# Prompt:
Where does the string "icon" occur in the records? Copy each line that holds it.

# Provided entries:

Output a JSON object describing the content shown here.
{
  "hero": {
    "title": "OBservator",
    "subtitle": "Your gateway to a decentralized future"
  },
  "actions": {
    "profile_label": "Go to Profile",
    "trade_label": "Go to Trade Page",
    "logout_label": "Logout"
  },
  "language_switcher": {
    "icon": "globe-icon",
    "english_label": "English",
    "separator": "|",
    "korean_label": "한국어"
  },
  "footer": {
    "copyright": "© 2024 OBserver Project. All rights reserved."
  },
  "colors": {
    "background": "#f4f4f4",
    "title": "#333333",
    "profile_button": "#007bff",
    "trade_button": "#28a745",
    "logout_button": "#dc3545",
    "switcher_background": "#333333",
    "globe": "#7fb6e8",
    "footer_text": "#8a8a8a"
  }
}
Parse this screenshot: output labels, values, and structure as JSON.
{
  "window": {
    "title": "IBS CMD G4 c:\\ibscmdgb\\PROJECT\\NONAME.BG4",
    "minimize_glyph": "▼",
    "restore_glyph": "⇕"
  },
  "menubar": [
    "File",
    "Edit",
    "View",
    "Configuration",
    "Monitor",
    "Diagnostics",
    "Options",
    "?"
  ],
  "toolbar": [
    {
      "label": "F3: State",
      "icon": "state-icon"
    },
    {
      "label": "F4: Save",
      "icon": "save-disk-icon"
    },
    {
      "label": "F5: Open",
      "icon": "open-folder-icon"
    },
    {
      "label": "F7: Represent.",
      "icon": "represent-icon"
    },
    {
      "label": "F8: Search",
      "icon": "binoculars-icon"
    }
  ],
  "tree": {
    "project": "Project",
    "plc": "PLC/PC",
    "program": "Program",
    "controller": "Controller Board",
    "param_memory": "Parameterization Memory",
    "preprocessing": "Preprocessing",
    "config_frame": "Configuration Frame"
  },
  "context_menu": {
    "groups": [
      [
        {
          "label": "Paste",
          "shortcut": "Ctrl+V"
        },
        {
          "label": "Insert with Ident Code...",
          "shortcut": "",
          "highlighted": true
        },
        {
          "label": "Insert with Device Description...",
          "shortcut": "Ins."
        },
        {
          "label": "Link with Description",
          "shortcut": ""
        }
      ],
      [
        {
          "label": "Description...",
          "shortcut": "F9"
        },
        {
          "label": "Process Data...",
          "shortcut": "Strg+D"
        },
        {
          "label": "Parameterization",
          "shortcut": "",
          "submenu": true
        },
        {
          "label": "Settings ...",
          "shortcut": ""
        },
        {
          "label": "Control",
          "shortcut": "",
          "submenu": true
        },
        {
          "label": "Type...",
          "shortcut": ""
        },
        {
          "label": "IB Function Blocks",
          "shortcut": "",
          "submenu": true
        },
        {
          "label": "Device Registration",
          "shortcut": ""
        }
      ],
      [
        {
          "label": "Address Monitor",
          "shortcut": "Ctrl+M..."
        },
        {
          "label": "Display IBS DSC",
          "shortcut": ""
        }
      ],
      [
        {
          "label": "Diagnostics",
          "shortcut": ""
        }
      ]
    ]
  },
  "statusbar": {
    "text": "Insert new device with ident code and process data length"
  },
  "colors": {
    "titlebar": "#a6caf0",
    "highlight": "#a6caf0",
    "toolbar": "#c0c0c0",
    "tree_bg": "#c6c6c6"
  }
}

# Exercise output:
    "icon": "globe-icon",
      "icon": "state-icon"
      "icon": "save-disk-icon"
      "icon": "open-folder-icon"
      "icon": "represent-icon"
      "icon": "binoculars-icon"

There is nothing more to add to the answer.